→ **Problem statement**:
Please copy out every line of the listing below in which the word "MainActivity" appears.
━━━━━━━━━━━━━━━━
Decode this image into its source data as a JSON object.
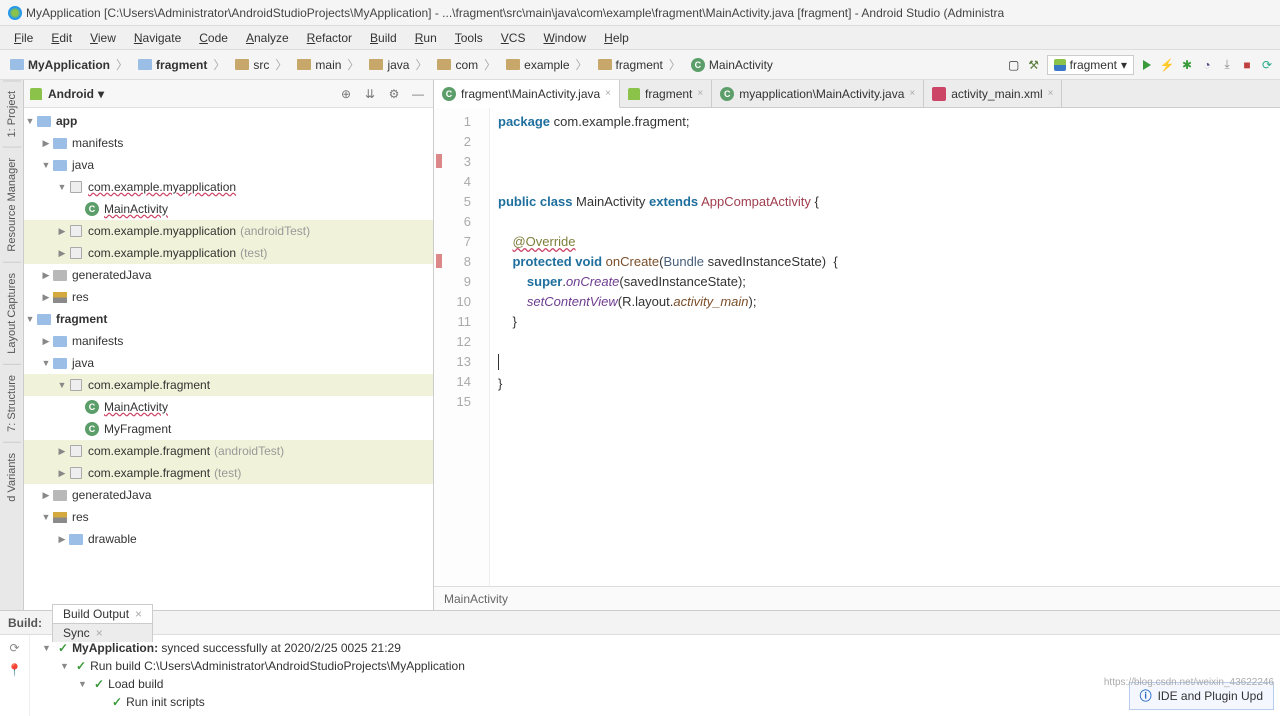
{
  "titlebar": {
    "text": "MyApplication [C:\\Users\\Administrator\\AndroidStudioProjects\\MyApplication] - ...\\fragment\\src\\main\\java\\com\\example\\fragment\\MainActivity.java [fragment] - Android Studio (Administra"
  },
  "menu": [
    "File",
    "Edit",
    "View",
    "Navigate",
    "Code",
    "Analyze",
    "Refactor",
    "Build",
    "Run",
    "Tools",
    "VCS",
    "Window",
    "Help"
  ],
  "breadcrumbs": [
    {
      "label": "MyApplication",
      "bold": true,
      "icon": "module"
    },
    {
      "label": "fragment",
      "bold": true,
      "icon": "module"
    },
    {
      "label": "src",
      "icon": "folder"
    },
    {
      "label": "main",
      "icon": "folder"
    },
    {
      "label": "java",
      "icon": "folder"
    },
    {
      "label": "com",
      "icon": "folder"
    },
    {
      "label": "example",
      "icon": "folder"
    },
    {
      "label": "fragment",
      "icon": "folder"
    },
    {
      "label": "MainActivity",
      "icon": "class"
    }
  ],
  "run_config": "fragment",
  "project_view": {
    "label": "Android"
  },
  "side_tabs": [
    "1: Project",
    "Resource Manager",
    "Layout Captures",
    "7: Structure",
    "d Variants"
  ],
  "tree": [
    {
      "d": 0,
      "exp": "open",
      "icon": "module",
      "label": "app",
      "bold": true
    },
    {
      "d": 1,
      "exp": "closed",
      "icon": "folder",
      "label": "manifests"
    },
    {
      "d": 1,
      "exp": "open",
      "icon": "folder",
      "label": "java"
    },
    {
      "d": 2,
      "exp": "open",
      "icon": "pkg",
      "label": "com.example.myapplication",
      "wavy": true
    },
    {
      "d": 3,
      "exp": "",
      "icon": "class",
      "label": "MainActivity",
      "wavy": true
    },
    {
      "d": 2,
      "exp": "closed",
      "icon": "pkg",
      "label": "com.example.myapplication",
      "suffix": "(androidTest)",
      "hl": true
    },
    {
      "d": 2,
      "exp": "closed",
      "icon": "pkg",
      "label": "com.example.myapplication",
      "suffix": "(test)",
      "hl": true
    },
    {
      "d": 1,
      "exp": "closed",
      "icon": "gen",
      "label": "generatedJava"
    },
    {
      "d": 1,
      "exp": "closed",
      "icon": "res",
      "label": "res"
    },
    {
      "d": 0,
      "exp": "open",
      "icon": "module",
      "label": "fragment",
      "bold": true
    },
    {
      "d": 1,
      "exp": "closed",
      "icon": "folder",
      "label": "manifests"
    },
    {
      "d": 1,
      "exp": "open",
      "icon": "folder",
      "label": "java"
    },
    {
      "d": 2,
      "exp": "open",
      "icon": "pkg",
      "label": "com.example.fragment",
      "hl": true
    },
    {
      "d": 3,
      "exp": "",
      "icon": "class",
      "label": "MainActivity",
      "wavy": true,
      "sel": false
    },
    {
      "d": 3,
      "exp": "",
      "icon": "class",
      "label": "MyFragment",
      "sel": false
    },
    {
      "d": 2,
      "exp": "closed",
      "icon": "pkg",
      "label": "com.example.fragment",
      "suffix": "(androidTest)",
      "hl": true
    },
    {
      "d": 2,
      "exp": "closed",
      "icon": "pkg",
      "label": "com.example.fragment",
      "suffix": "(test)",
      "hl": true
    },
    {
      "d": 1,
      "exp": "closed",
      "icon": "gen",
      "label": "generatedJava"
    },
    {
      "d": 1,
      "exp": "open",
      "icon": "res",
      "label": "res"
    },
    {
      "d": 2,
      "exp": "closed",
      "icon": "folder",
      "label": "drawable"
    }
  ],
  "tabs": [
    {
      "label": "fragment\\MainActivity.java",
      "icon": "class",
      "active": true
    },
    {
      "label": "fragment",
      "icon": "android",
      "active": false
    },
    {
      "label": "myapplication\\MainActivity.java",
      "icon": "class",
      "active": false
    },
    {
      "label": "activity_main.xml",
      "icon": "xml",
      "active": false
    }
  ],
  "code": {
    "lines": [
      {
        "n": 1,
        "html": "<span class='k-kw'>package</span> <span class='k-plain'>com.example.fragment;</span>"
      },
      {
        "n": 2,
        "html": ""
      },
      {
        "n": 3,
        "html": "",
        "mark": true
      },
      {
        "n": 4,
        "html": ""
      },
      {
        "n": 5,
        "html": "<span class='k-kw'>public class</span> <span class='k-plain'>MainActivity</span> <span class='k-kw'>extends</span> <span class='k-cls'>AppCompatActivity</span> <span class='k-plain'>{</span>"
      },
      {
        "n": 6,
        "html": ""
      },
      {
        "n": 7,
        "html": "    <span class='k-ann wavy'>@Override</span>"
      },
      {
        "n": 8,
        "html": "    <span class='k-kw'>protected void</span> <span class='k-mthd'>onCreate</span>(<span class='k-type'>Bundle</span> savedInstanceState)  {",
        "mark": true
      },
      {
        "n": 9,
        "html": "        <span class='k-kw'>super</span>.<span class='k-call'>onCreate</span>(savedInstanceState);"
      },
      {
        "n": 10,
        "html": "        <span class='k-call'>setContentView</span>(R.layout.<span class='k-field'>activity_main</span>);"
      },
      {
        "n": 11,
        "html": "    }"
      },
      {
        "n": 12,
        "html": ""
      },
      {
        "n": 13,
        "html": "",
        "caret": true
      },
      {
        "n": 14,
        "html": "}"
      },
      {
        "n": 15,
        "html": ""
      }
    ]
  },
  "editor_breadcrumb": "MainActivity",
  "build": {
    "panel_label": "Build:",
    "tabs": [
      {
        "label": "Build Output",
        "active": true
      },
      {
        "label": "Sync",
        "active": false
      }
    ],
    "rows": [
      {
        "d": 0,
        "exp": "open",
        "chk": true,
        "bold": "MyApplication:",
        "text": " synced successfully at 2020/2/25 0025 21:29"
      },
      {
        "d": 1,
        "exp": "open",
        "chk": true,
        "text": "Run build C:\\Users\\Administrator\\AndroidStudioProjects\\MyApplication"
      },
      {
        "d": 2,
        "exp": "open",
        "chk": true,
        "text": "Load build"
      },
      {
        "d": 3,
        "exp": "",
        "chk": true,
        "text": "Run init scripts"
      }
    ],
    "notice": "IDE and Plugin Upd"
  },
  "watermark": "https://blog.csdn.net/weixin_43622246"
}
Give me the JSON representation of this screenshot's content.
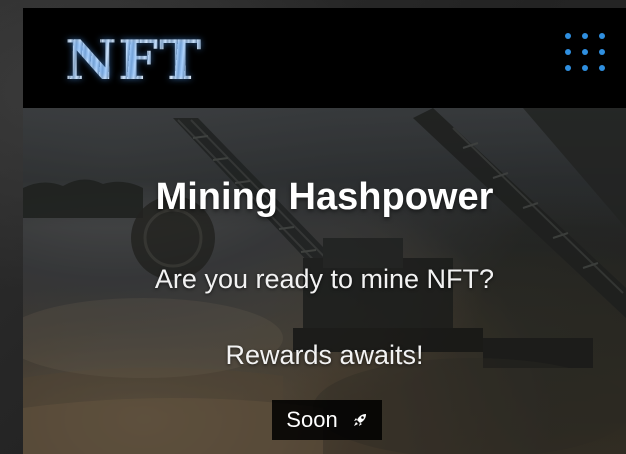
{
  "navbar": {
    "logo_text": "NFT",
    "menu_icon": "grid-dots-icon",
    "accent_color": "#2f8fe0"
  },
  "hero": {
    "title": "Mining Hashpower",
    "subtitle": "Are you ready to mine NFT?",
    "rewards_text": "Rewards awaits!",
    "cta_label": "Soon",
    "cta_icon": "rocket-icon"
  }
}
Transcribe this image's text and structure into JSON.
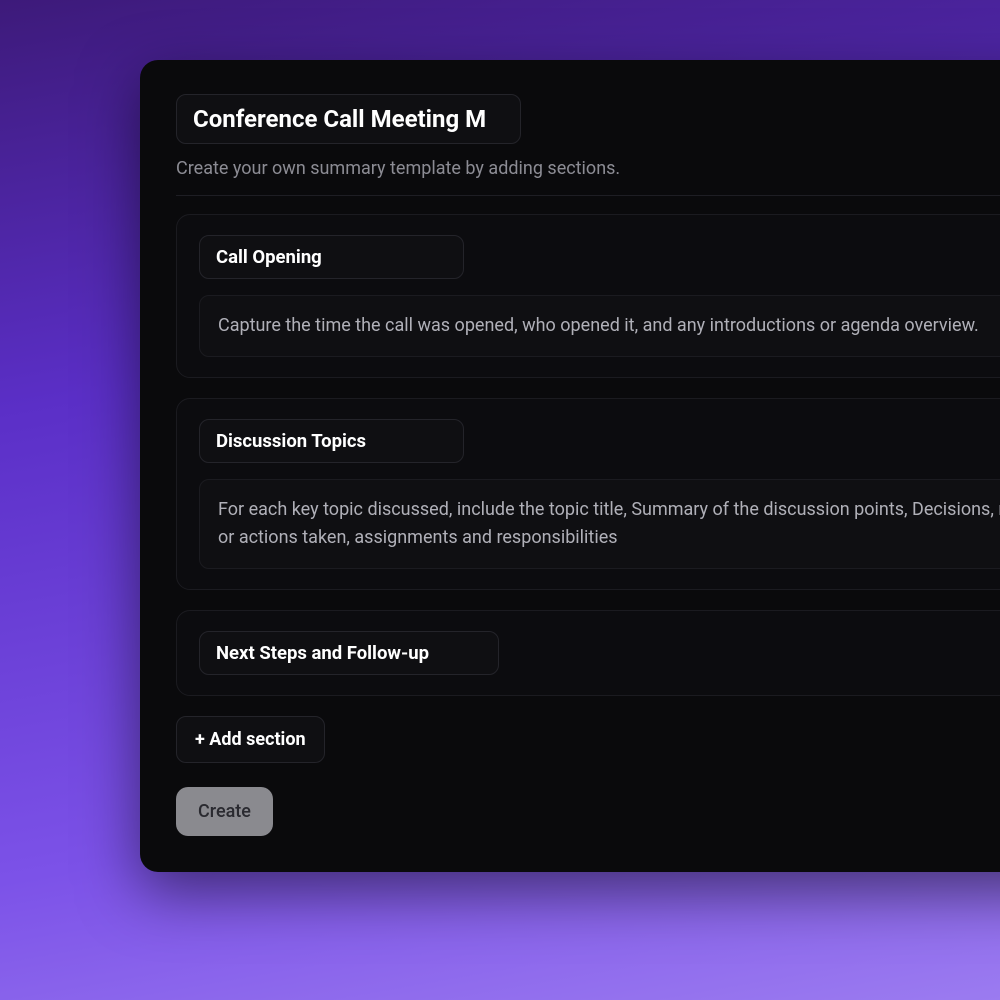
{
  "template": {
    "title": "Conference Call Meeting M",
    "subtitle": "Create your own summary template by adding sections."
  },
  "sections": [
    {
      "title": "Call Opening",
      "description": "Capture the time the call was opened, who opened it, and any introductions or agenda overview."
    },
    {
      "title": "Discussion Topics",
      "description": "For each key topic discussed, include the topic title, Summary of the discussion points, Decisions, made, or actions taken, assignments and responsibilities"
    },
    {
      "title": "Next Steps and Follow-up",
      "description": ""
    }
  ],
  "buttons": {
    "add_section": "+ Add section",
    "create": "Create"
  }
}
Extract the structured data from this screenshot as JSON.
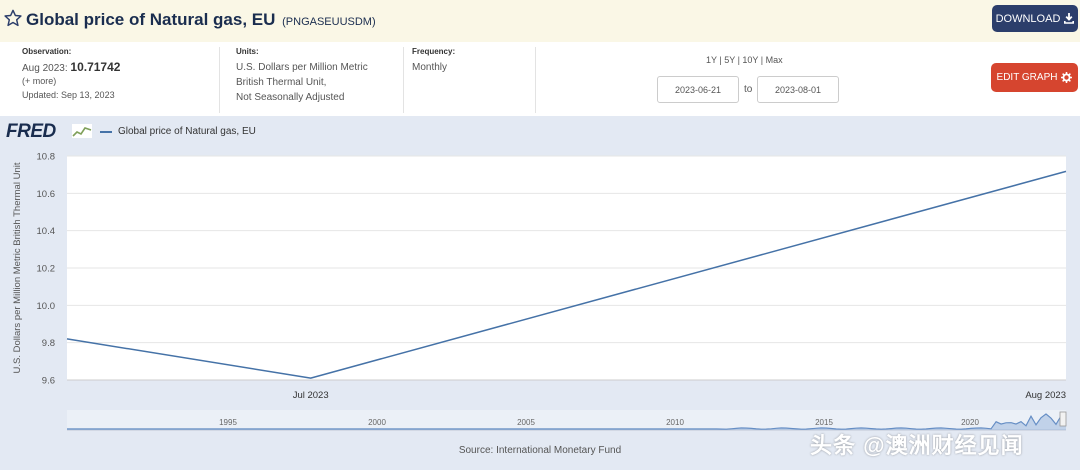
{
  "header": {
    "title": "Global price of Natural gas, EU",
    "series_id": "(PNGASEUUSDM)",
    "download_label": "DOWNLOAD",
    "download_icon": "download-icon",
    "star_icon": "star-icon"
  },
  "meta": {
    "observation_label": "Observation:",
    "observation_date": "Aug 2023:",
    "observation_value": "10.71742",
    "more_label": "(+ more)",
    "updated": "Updated: Sep 13, 2023",
    "units_label": "Units:",
    "units_line1": "U.S. Dollars per Million Metric",
    "units_line2": "British Thermal Unit,",
    "units_line3": "Not Seasonally Adjusted",
    "frequency_label": "Frequency:",
    "frequency": "Monthly"
  },
  "range": {
    "links": [
      "1Y",
      "5Y",
      "10Y",
      "Max"
    ],
    "start": "2023-06-21",
    "end": "2023-08-01",
    "to_label": "to"
  },
  "edit_label": "EDIT GRAPH",
  "edit_icon": "gear-icon",
  "logo": "FRED",
  "source": "Source: International Monetary Fund",
  "watermark": "头条 @澳洲财经见闻",
  "accent_color": "#4572a7",
  "chart_data": {
    "type": "line",
    "title": "",
    "legend": [
      "Global price of Natural gas, EU"
    ],
    "legend_placement": "top-left",
    "ylabel": "U.S. Dollars per Million Metric British Thermal Unit",
    "ylim": [
      9.6,
      10.8
    ],
    "yticks": [
      9.6,
      9.8,
      10.0,
      10.2,
      10.4,
      10.6,
      10.8
    ],
    "ytick_labels": [
      "9.6",
      "9.8",
      "10.0",
      "10.2",
      "10.4",
      "10.6",
      "10.8"
    ],
    "xlim": [
      "2023-06-21",
      "2023-08-01"
    ],
    "xticks": [
      "2023-07-01",
      "2023-08-01"
    ],
    "xtick_labels": [
      "Jul 2023",
      "Aug 2023"
    ],
    "grid": true,
    "series": [
      {
        "name": "Global price of Natural gas, EU",
        "x": [
          "2023-06-21",
          "2023-07-01",
          "2023-08-01"
        ],
        "y": [
          9.82,
          9.61,
          10.71742
        ]
      }
    ],
    "navigator": {
      "tick_labels": [
        "1995",
        "2000",
        "2005",
        "2010",
        "2015",
        "2020"
      ]
    }
  }
}
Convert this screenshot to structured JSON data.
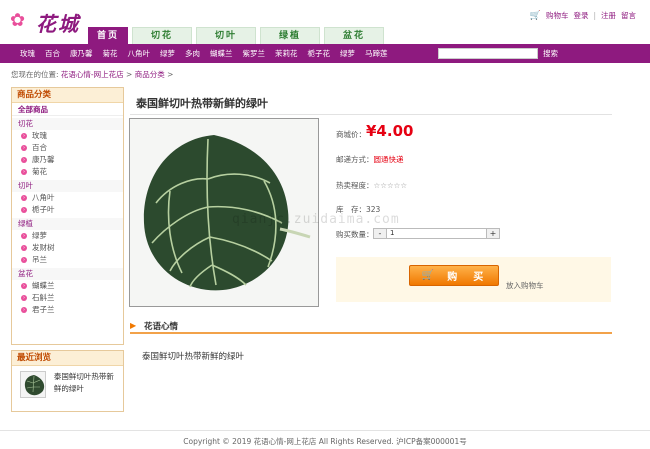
{
  "header": {
    "logo_text": "花城",
    "top_links": {
      "cart": "购物车",
      "login": "登录",
      "register": "注册",
      "message": "留言",
      "separator": "|"
    }
  },
  "main_tabs": [
    "首页",
    "切花",
    "切叶",
    "绿植",
    "盆花"
  ],
  "category_bar": {
    "items": [
      "玫瑰",
      "百合",
      "康乃馨",
      "菊花",
      "八角叶",
      "绿萝",
      "多肉",
      "蝴蝶兰",
      "紫罗兰",
      "茉莉花",
      "栀子花",
      "绿萝",
      "马蹄莲"
    ],
    "search_placeholder": "",
    "search_label": "搜索"
  },
  "breadcrumb": {
    "prefix": "您现在的位置:",
    "home": "花语心情-网上花店",
    "sep": ">",
    "category": "商品分类"
  },
  "sidebar": {
    "title": "商品分类",
    "all": "全部商品",
    "groups": [
      {
        "name": "切花",
        "items": [
          "玫瑰",
          "百合",
          "康乃馨",
          "菊花"
        ]
      },
      {
        "name": "切叶",
        "items": [
          "八角叶",
          "栀子叶"
        ]
      },
      {
        "name": "绿植",
        "items": [
          "绿萝",
          "发财树",
          "吊兰"
        ]
      },
      {
        "name": "盆花",
        "items": [
          "蝴蝶兰",
          "石斛兰",
          "君子兰"
        ]
      }
    ],
    "recent_title": "最近浏览",
    "recent_item": "泰国鲜切叶热带新鲜的绿叶"
  },
  "product": {
    "title": "泰国鲜切叶热带新鲜的绿叶",
    "price_label": "商城价：",
    "price": "¥4.00",
    "shipping_label": "邮递方式：",
    "shipping_value": "圆通快递",
    "rating_label": "热卖程度：",
    "rating_stars": "☆☆☆☆☆",
    "stock_label": "库　存：",
    "stock_value": "323",
    "qty_label": "购买数量：",
    "qty_minus": "-",
    "qty_value": "1",
    "qty_plus": "+",
    "buy_label": "购　买",
    "add_cart": "放入购物车"
  },
  "section": {
    "title": "花语心情",
    "body": "泰国鲜切叶热带新鲜的绿叶"
  },
  "watermark": "qianjc.zuidaima.com",
  "footer": "Copyright © 2019 花语心情-网上花店 All Rights Reserved. 沪ICP备案000001号",
  "colors": {
    "brand": "#8e1a7f",
    "price": "#e60012",
    "button": "#f07800"
  }
}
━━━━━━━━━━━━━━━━
→ **Reply to the task**:
    "text": "MyApplication [C:\\Users\\Administrator\\AndroidStudioProjects\\MyApplication] - ...\\fragment\\src\\main\\java\\com\\example\\fragment\\MainActivity.java [fragment] - Android Studio (Administra"
      "label": "MainActivity",
      "label": "MainActivity",
      "label": "MainActivity",
      "label": "fragment\\MainActivity.java",
      "label": "myapplication\\MainActivity.java",
        "html": "<span class='k-kw'>public class</span> <span class='k-plain'>MainActivity</span> <span class='k-kw'>extends</span> <span class='k-cls'>AppCompatActivity</span> <span class='k-plain'>{</span>"
  "editor_breadcrumb": "MainActivity",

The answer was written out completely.